Most Georgians do not fit into main ethnic groups of Asia or Europe. It is believed that modern-day Georgians are the result of a fusion of aboriginal inhabitants with immigrants from South Caucasus. Ethnic Georgians account for 84% of the population, with other ethnicities including Armenians, Greeks, Russians, Jews, Azerbaijanis, Ossetians, and Abkhazians. Georgian Jews are one of the oldest Jewish communities on earth.
The official language used here is Georgian, with additional use of Azeri, Armenian, and Russian.
The median age of the overall population in Georgia is currently at 38.1 years of age in 2018, with a total life expectancy of approximately 76.4 years.
Georgia Religion, Economy and Politics
Although Georgia has had a history of religious disputes with surrounding nations, there is harmony amongst religious groups within the country and there is no official state religion. Orthodox Christianity accounts for 83.4% of the population, and the Georgian Orthodox Church is one of the oldest Christian churches in the world. An additional 10.7% of Georgians practice Islam, which has been in the area since 645 AD. Within the Muslim community, there are are two major groups: the Sunni Hanafi and the Azerbaijani Muslims which are separated largely by region. There is a small Jewish community in Tbilisi as well as small numbers of Roman Catholics scattered throughout the country.

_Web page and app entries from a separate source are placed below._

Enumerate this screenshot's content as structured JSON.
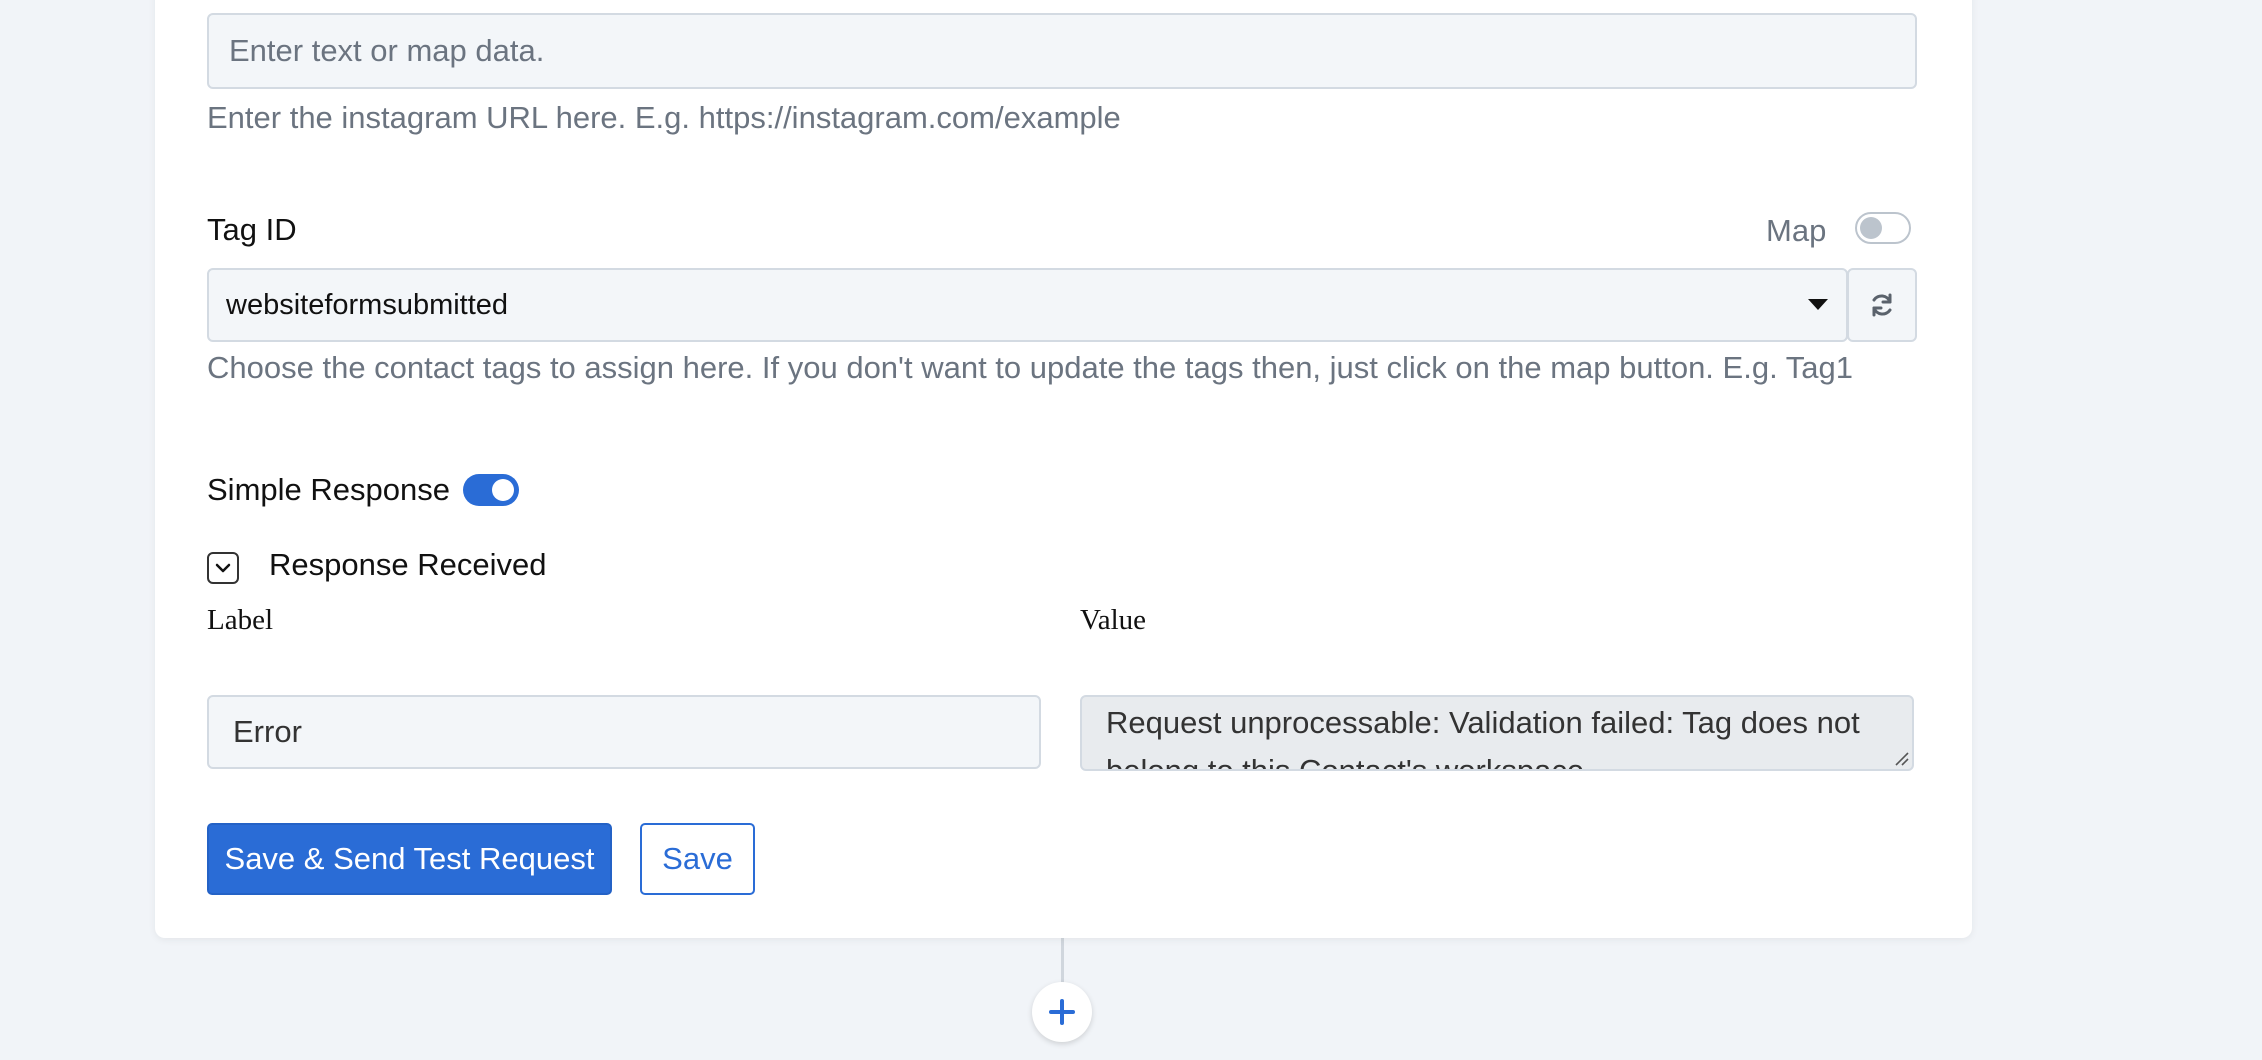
{
  "instagram_field": {
    "placeholder": "Enter text or map data.",
    "help": "Enter the instagram URL here. E.g. https://instagram.com/example"
  },
  "tag_field": {
    "label": "Tag ID",
    "map_label": "Map",
    "map_enabled": false,
    "selected_value": "websiteformsubmitted",
    "help": "Choose the contact tags to assign here. If you don't want to update the tags then, just click on the map button. E.g. Tag1"
  },
  "simple_response": {
    "label": "Simple Response",
    "enabled": true
  },
  "response_section": {
    "title": "Response Received",
    "expanded": true,
    "label_header": "Label",
    "value_header": "Value",
    "label_value": "Error",
    "value_text": "Request unprocessable: Validation failed: Tag does not belong to this Contact's workspace"
  },
  "actions": {
    "save_test_label": "Save & Send Test Request",
    "save_label": "Save"
  },
  "colors": {
    "accent": "#2a6cd6",
    "page_background": "#f1f4f8",
    "help_text": "#6b7480"
  },
  "icons": {
    "dropdown": "caret-down-icon",
    "refresh": "refresh-icon",
    "collapse": "chevron-down-icon",
    "add_step": "plus-icon"
  }
}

The Georgian economy has been going well in the years since the fall of the Soviet Union largely due to economic and democratic reforms made in the area. In 2007, Georgia was named the World's number one economic reformer. Georgia is known for being easy to do business with and is one of the least corrupt nations in the European Union. Major industries in Georgia include energy because of its huge hydroelectric capacity, agriculture which employs 55% of the population, and tourism.
Georgia Population History
Starting in the year 1801, present-day Georgia was part of the Russian Empire. Georgia declared its independence in 1918, which Russia did not approve of and they absorbed the country into the newly forming Soviet Union. The people of Georgia fought back against Soviet forces for much of the 1900s and there were many violent and deadly clashes during that period before they were finally successful in gaining their independence in 1991.
By 1992 Abkhazia in the northwest region of the country fought against the Georgian government for their liberation, but a ceasefire agreement was signed by 1994. In 2001 Russia accused Georgia of harboring rebels from Chechenia and raided the nation, but the United States helped equip Georgia to fight back. In 2006 a pipeline burst on the Russian border, forcing Georgia to receive gas from Iran, but escalating tensions with Russia, beginning more years of fighting.